By Tristan Roberts, HPDC, Director of Technical and Education Programs
The U.S. Green Building Council (USGBC) has released LEED v4.1 for Building Design + Construction (BD+C) projects, and the new version promises to support further advances in adoption of material transparency and optimization.
Although still officially a “draft,” projects can now register under a LEED v4.1 beta, and LEED v4 projects can upgrade to LEED v4.1 credits through LEED Online.
The LEED v4 Materials and Resources (MR) section was a big focus of v4.1 development. The central Building Product Disclosure and Optimization (BPDO) credits have suffered under poor adoption rates by LEED projects.
But now USGBC has made key changes to those credits that it hopes will boost both adoption, and overall advances in building product reporting and optimization.
Let’s review those changes, with a focus on the Materials Ingredient credit, which Health Product Declarations (HPDs) contribute to.

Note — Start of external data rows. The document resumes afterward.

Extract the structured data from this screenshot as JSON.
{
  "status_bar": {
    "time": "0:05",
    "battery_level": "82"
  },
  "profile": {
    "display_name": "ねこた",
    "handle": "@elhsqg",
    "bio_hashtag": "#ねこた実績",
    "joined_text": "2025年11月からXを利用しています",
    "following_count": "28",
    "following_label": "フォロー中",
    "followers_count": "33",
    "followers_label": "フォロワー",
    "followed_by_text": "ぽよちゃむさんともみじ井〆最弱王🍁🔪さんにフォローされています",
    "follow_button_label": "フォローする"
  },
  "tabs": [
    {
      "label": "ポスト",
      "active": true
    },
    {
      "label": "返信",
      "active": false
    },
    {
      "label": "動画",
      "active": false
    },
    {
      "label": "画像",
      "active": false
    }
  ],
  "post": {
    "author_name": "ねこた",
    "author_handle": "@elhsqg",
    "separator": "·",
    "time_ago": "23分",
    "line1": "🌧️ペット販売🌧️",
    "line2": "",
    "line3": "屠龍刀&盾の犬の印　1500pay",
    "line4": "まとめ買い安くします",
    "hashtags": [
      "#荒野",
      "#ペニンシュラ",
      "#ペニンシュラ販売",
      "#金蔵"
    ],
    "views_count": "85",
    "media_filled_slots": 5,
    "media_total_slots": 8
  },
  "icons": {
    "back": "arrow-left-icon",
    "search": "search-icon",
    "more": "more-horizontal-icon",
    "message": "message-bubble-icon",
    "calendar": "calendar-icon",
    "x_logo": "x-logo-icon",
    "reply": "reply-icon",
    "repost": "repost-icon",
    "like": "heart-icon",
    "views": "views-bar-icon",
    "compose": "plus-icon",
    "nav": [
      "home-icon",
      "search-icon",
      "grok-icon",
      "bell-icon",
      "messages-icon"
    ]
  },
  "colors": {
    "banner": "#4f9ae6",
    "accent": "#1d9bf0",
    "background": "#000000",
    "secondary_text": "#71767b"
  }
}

HPDs still central to Material Ingredients credit
Amid all the changes, it’s important to note that the Materials Ingredient credit is not radically changed. Health Product Declarations (HPDs), Declare labels, C2C certification, and other programs still contribute to earning the credit. Gather products that offer those labels or certifications in enough quantities, and you’ll earn points.
More achievable thresholds
For Material Ingredients Option 1, there is a lower number of products required for CS and Warehouses & Distribution Centers—now 10 permanently installed products, instead of 20. Since there are fewer products overall used on these typologies, makes the credit more accessible to them.
For Material Ingredients Option 2, the limit on structure and enclosure to 30% of compliant products has been removed. That’s good news, given that the limit was fairly arbitrary, and limited options for some project types. Furthermore, discouragement of optimization for these high-impact, high-volume construction products didn’t make sense.
For Option 2, the achievement threshold has also been lowered, in a big way. It’s now 10%, by cost, of permanently installed products, or 10 different compliant products, down from 25%.
Verified labels get a boost
Under Option 1 of the credit, third-party verified HPDs and Declare labels are now worth 1.5 products for credit achievement calculations, rather than just one.
This is a significant change that recognizes the higher quality of information in verified reports, and higher level of effort to produce them. Many project teams have expressed a preference for disclosure reports with a higher level of rigor, yet verified reports are still a small minority of what’s out there. LEED is helping those teams by providing an incentive for manufacturers to get verification, such as through HPDC’s third-party verification program.
Go get more GreenScreen Benchmark assessments!
Option 2 of the Materials Ingredient credit continues to incentivize manufacturers and other market participants to sponsor more GreenScreen® Benchmark assessments for chemicals. The credit thresholds have been softened a bit. If they seemed discouraging in the past, give them a fresh look.
Basically, if manufacturers are willing to get a third-party verified HPD (which, remember, is also incentivized under Option 1), can avoid the worst LT-1 and BM-1 chemicals, and can hit a 75% or 95% Benchmark assessment threshold, they can contribute to this option.
Here’s a more detailed breakdown of Option 2
For better or for worse, Option 2 in the Material Ingredients credit is still fairly complex. Here’s a more detailed breakdown for if you want those details.
In LEED v4:
- Products are valued at 100% of cost when they have:
- Fully inventoried chemical ingredients to 100 ppm
- No BM-1 chemicals, i.e., the worst GreenScreen rating for a chemical
- AND have some ingredients assessed with the GreenScreen List Translator (this is pretty easy)
- Products are valued at 150% of cost when they have:
- Same as above but instead of some level of GreenScreen List Translator assessment, all ingredients must have undergone a full GreenScreen Benchmark Assessment.
Except for some pretty simple products that may be lucky, this latter requirement is quite difficult, as the number of chemicals with full GreenScreen Benchmark assessments that are publicly available is fairly low.
Now in LEED v4.1, the requirements have been adjusted as follows.
The following are valued at 100% cost or 1 product:
- HPDs at 100 ppm, third-party verified
- No GreenScreen LT-1s, i.e., the worst rating under GreenScreen’s lighter-weight List Translator assessment
- OR 75% GreenScreen Benchmark assessed (by weight; publicly available)
The following are valued at 150% cost or 1.5 products:
- HPDs at 100 ppm, 100% screened, third-party verified
- No GreenScreen LT-1s or BM-1s
- AND 95% GreenScreen assessed (by weight; publicly available)
Tristan Roberts is Director of Technical and Education Programs for HPDC. You can reach him with comments and feedback at email@example.com.